For all methods of text editing, the original file is always backed up to the %LocalAppData%\MSPaintIDE\opened\backup directory. The same size and typeface must be selected (It’s reccomended to keep these values consistent across all images), and when text is edited, upon saving the text of the original text file will be modified as well. For smaller text files, this change only takes a few miliseconds for a seamless expierence.
Within The IDE
A text file may be created through the File > New > Text File menu option (Note that the Image File option in the same submenu creates a normal image file). When clicked, a prompt will ask for the location (Of the text file) and then Paint will open.
Text files can also be opened through the IDE, with the File > Open > File menu option. After selecting the text file to open through the prompt, it will open Paint with the text file data.
From The Context Menu
The context menu is a very convenient way to edit text files, as an IDE isn’t even needed to open them. If an IDE window is opened and a text file is opened, instead of creating a new process it uses a socket server on the IDE to tell it to open the file. This allows for only one MS Paint IDE instance to be running, for the sake of the OCR’s database being locked.
To access the option, simply right click any file on the system (Note that if this was not checked during install, it’s not possible to do without a reinstall). The option at the top “Exit with MS Paint IDE” should be visible. When clicked, it will open the file in Paint for editing.
Button injection is a feature (Still needs to be worked on a bit though is functional, it has flaws) that allows for native-looking buttons to be put into normal Paint windows. This is actually an overlay, and if a text editing window has been opened meeting the settings described here (By default it does) and an IDE window is opened, the following buttons will appear:
Hovering over the buttons, a description of what they do is shown at the bottom.
From left to right, the buttons do the following:
- Build the program

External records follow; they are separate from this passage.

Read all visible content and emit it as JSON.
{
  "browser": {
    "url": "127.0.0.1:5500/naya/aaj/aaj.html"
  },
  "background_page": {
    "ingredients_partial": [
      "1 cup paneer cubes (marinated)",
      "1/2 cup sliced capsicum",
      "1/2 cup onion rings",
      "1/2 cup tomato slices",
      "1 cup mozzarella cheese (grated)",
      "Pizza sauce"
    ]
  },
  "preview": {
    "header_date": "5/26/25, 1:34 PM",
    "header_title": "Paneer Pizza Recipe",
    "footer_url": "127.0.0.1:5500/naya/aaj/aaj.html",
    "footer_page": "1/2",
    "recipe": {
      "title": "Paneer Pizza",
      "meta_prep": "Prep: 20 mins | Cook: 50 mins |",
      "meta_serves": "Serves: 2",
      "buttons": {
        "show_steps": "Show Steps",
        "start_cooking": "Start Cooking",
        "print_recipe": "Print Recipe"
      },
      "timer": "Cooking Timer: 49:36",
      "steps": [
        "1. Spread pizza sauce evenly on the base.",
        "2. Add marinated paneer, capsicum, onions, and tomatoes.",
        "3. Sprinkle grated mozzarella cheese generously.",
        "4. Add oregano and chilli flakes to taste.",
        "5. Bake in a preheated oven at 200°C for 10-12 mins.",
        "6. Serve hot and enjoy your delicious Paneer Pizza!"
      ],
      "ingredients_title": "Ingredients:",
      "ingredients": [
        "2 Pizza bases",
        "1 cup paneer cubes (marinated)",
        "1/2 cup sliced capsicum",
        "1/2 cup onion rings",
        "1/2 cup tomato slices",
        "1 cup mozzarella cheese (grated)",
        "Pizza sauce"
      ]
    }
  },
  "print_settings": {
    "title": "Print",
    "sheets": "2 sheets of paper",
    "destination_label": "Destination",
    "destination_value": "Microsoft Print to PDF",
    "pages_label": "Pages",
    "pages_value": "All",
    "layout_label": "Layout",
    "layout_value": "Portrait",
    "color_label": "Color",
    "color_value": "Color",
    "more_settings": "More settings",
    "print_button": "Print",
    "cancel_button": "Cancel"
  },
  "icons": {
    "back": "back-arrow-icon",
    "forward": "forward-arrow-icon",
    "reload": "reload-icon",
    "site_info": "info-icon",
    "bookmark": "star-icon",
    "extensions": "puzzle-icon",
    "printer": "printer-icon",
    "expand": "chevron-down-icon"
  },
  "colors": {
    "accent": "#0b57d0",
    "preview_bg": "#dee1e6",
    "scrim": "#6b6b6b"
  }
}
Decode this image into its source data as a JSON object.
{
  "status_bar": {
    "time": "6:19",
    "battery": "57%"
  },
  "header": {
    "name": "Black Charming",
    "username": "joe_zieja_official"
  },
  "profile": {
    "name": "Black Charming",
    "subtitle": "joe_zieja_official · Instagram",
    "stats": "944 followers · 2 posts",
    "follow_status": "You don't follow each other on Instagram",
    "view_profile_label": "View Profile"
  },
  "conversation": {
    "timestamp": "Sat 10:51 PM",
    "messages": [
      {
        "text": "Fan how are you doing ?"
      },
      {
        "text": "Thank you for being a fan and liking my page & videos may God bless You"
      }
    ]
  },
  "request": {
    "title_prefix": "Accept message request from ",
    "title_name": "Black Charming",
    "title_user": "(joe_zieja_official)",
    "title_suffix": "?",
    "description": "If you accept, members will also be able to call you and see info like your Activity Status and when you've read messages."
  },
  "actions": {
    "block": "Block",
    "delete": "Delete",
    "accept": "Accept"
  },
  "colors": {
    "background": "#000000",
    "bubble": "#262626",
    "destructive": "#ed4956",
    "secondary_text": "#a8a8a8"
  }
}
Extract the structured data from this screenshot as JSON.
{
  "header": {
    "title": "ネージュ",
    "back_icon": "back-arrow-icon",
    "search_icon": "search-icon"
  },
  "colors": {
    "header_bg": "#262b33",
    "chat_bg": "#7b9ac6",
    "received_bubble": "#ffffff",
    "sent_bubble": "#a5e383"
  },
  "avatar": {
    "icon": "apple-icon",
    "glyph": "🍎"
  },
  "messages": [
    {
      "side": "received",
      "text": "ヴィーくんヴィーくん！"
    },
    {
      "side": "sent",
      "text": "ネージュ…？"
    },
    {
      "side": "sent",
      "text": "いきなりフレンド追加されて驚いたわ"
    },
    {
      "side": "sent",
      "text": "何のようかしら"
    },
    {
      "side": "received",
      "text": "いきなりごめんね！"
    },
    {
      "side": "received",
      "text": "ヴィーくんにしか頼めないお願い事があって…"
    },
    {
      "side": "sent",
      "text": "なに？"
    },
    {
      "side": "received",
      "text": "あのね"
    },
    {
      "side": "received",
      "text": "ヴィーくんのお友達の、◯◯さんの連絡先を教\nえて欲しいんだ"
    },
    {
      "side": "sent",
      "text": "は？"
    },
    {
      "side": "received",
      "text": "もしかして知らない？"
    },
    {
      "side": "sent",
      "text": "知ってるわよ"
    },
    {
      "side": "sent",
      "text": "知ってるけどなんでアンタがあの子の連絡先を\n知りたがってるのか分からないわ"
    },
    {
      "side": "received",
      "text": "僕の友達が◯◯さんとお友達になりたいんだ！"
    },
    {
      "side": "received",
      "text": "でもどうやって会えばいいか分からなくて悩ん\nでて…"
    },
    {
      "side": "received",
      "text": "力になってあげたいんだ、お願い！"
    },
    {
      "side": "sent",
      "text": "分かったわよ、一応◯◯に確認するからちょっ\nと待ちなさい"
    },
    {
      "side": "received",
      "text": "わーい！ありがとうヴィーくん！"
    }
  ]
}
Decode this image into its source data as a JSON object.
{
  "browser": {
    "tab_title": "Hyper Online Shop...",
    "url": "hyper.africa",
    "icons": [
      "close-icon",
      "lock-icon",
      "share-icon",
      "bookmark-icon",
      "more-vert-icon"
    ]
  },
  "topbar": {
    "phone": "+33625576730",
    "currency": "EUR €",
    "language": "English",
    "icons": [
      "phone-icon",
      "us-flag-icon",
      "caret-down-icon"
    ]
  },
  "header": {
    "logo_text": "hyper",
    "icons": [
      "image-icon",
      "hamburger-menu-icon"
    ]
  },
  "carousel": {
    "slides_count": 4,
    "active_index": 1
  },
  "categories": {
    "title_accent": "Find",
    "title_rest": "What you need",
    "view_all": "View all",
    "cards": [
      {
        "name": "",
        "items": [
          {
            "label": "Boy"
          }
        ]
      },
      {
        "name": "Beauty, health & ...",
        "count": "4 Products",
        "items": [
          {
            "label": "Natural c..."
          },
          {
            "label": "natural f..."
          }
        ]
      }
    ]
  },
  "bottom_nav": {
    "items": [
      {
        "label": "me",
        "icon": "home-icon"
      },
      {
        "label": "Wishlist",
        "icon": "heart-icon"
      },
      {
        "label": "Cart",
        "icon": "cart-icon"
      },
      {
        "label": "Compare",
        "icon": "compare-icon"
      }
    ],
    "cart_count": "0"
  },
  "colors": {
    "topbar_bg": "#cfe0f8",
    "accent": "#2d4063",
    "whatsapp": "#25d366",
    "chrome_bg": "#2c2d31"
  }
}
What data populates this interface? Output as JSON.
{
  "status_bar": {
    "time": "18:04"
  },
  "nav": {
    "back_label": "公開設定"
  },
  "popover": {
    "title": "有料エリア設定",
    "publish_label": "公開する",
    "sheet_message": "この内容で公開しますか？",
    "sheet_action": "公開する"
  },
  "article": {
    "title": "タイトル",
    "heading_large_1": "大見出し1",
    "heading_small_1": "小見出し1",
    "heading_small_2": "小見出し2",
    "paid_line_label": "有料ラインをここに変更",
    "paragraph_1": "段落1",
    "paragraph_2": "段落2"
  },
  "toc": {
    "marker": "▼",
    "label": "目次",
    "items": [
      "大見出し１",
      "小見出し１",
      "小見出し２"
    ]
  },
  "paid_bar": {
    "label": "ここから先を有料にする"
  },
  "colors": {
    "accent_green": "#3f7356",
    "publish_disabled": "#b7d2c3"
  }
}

- Run the program
- Stop the program from executing
- Create a commit, with a message prompt as well
- Pushes all commits
- Git pull is not implemented, this may be a future feature